## DIRECTIONS
A faithful copy of the data is what is wanted, minus any pictures.

## GIVEN RECORDS
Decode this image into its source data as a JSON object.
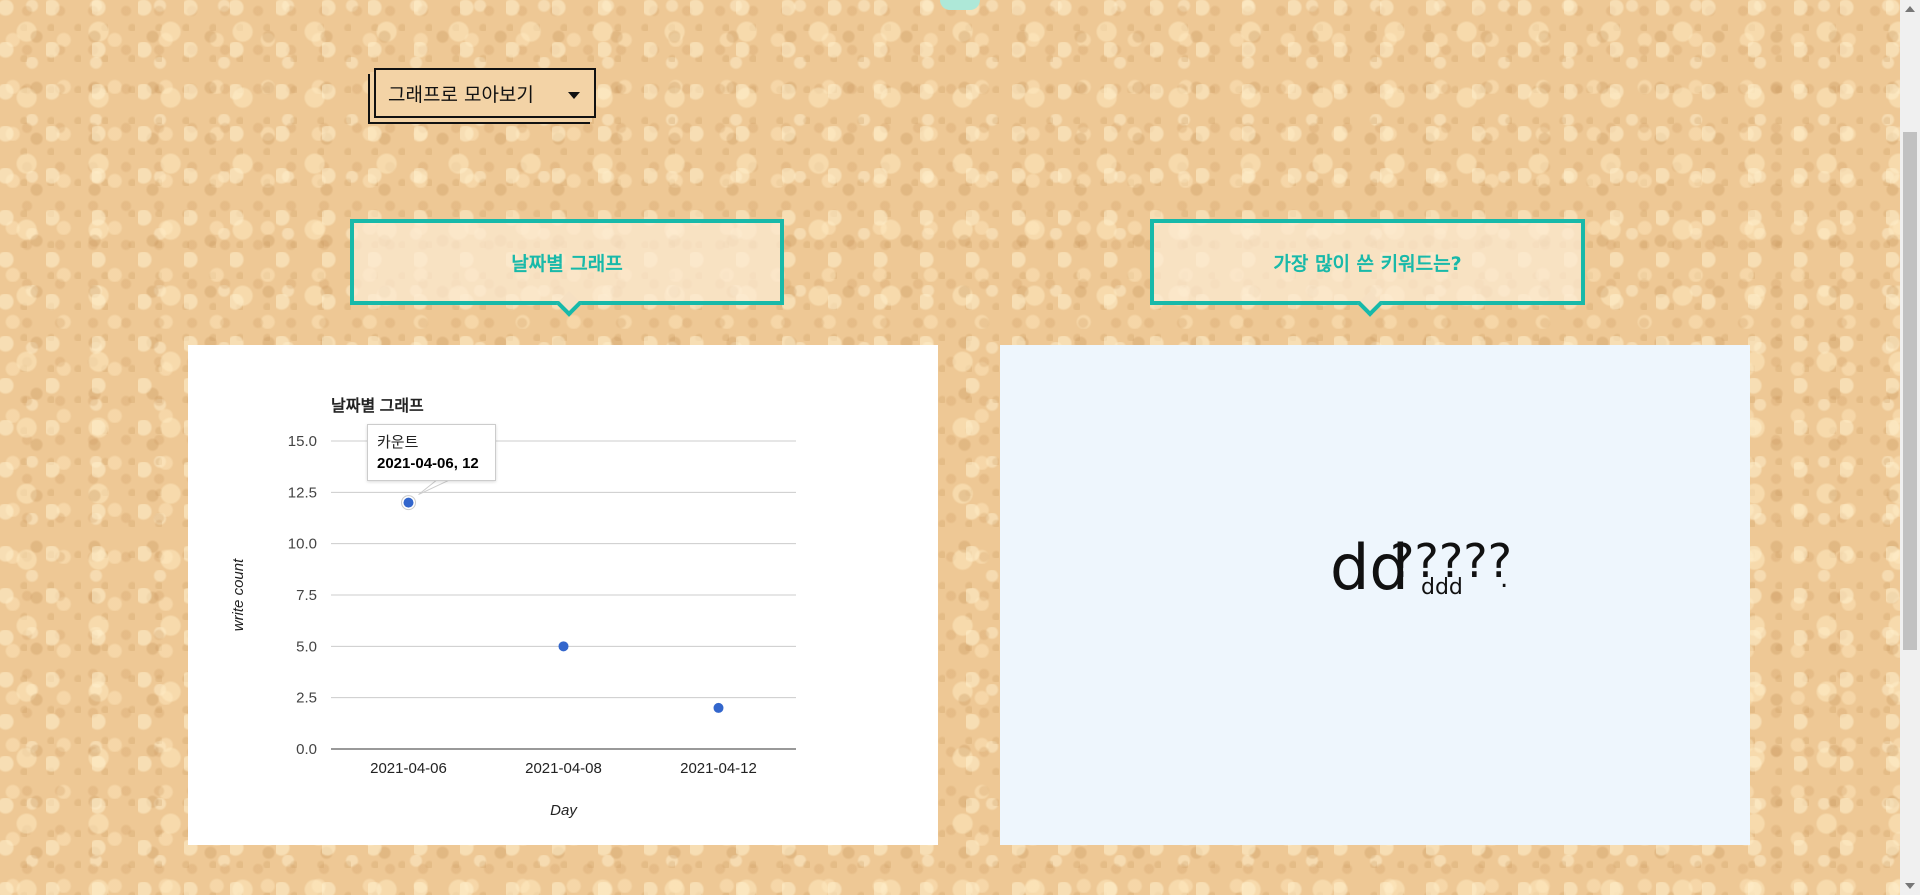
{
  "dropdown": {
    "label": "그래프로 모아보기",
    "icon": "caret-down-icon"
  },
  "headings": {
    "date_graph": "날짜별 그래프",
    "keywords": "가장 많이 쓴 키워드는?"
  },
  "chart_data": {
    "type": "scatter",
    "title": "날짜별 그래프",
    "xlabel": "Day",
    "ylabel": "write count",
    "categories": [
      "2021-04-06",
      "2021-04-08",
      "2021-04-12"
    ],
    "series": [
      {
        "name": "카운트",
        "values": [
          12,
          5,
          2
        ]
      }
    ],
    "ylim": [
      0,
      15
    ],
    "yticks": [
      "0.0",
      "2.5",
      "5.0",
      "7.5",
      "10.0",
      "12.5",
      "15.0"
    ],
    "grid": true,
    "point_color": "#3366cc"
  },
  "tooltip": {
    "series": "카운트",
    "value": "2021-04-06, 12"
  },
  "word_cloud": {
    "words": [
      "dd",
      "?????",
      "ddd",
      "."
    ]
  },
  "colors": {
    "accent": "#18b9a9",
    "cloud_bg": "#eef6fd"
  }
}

## RESPONSE TO THIS EXERCISE
Decode this image into its source data as a JSON object.
{
  "dropdown": {
    "label": "그래프로 모아보기",
    "icon": "caret-down-icon"
  },
  "headings": {
    "date_graph": "날짜별 그래프",
    "keywords": "가장 많이 쓴 키워드는?"
  },
  "chart_data": {
    "type": "scatter",
    "title": "날짜별 그래프",
    "xlabel": "Day",
    "ylabel": "write count",
    "categories": [
      "2021-04-06",
      "2021-04-08",
      "2021-04-12"
    ],
    "series": [
      {
        "name": "카운트",
        "values": [
          12,
          5,
          2
        ]
      }
    ],
    "ylim": [
      0,
      15
    ],
    "yticks": [
      "0.0",
      "2.5",
      "5.0",
      "7.5",
      "10.0",
      "12.5",
      "15.0"
    ],
    "grid": true,
    "point_color": "#3366cc"
  },
  "tooltip": {
    "series": "카운트",
    "value": "2021-04-06, 12"
  },
  "word_cloud": {
    "words": [
      "dd",
      "?????",
      "ddd",
      "."
    ]
  },
  "colors": {
    "accent": "#18b9a9",
    "cloud_bg": "#eef6fd"
  }
}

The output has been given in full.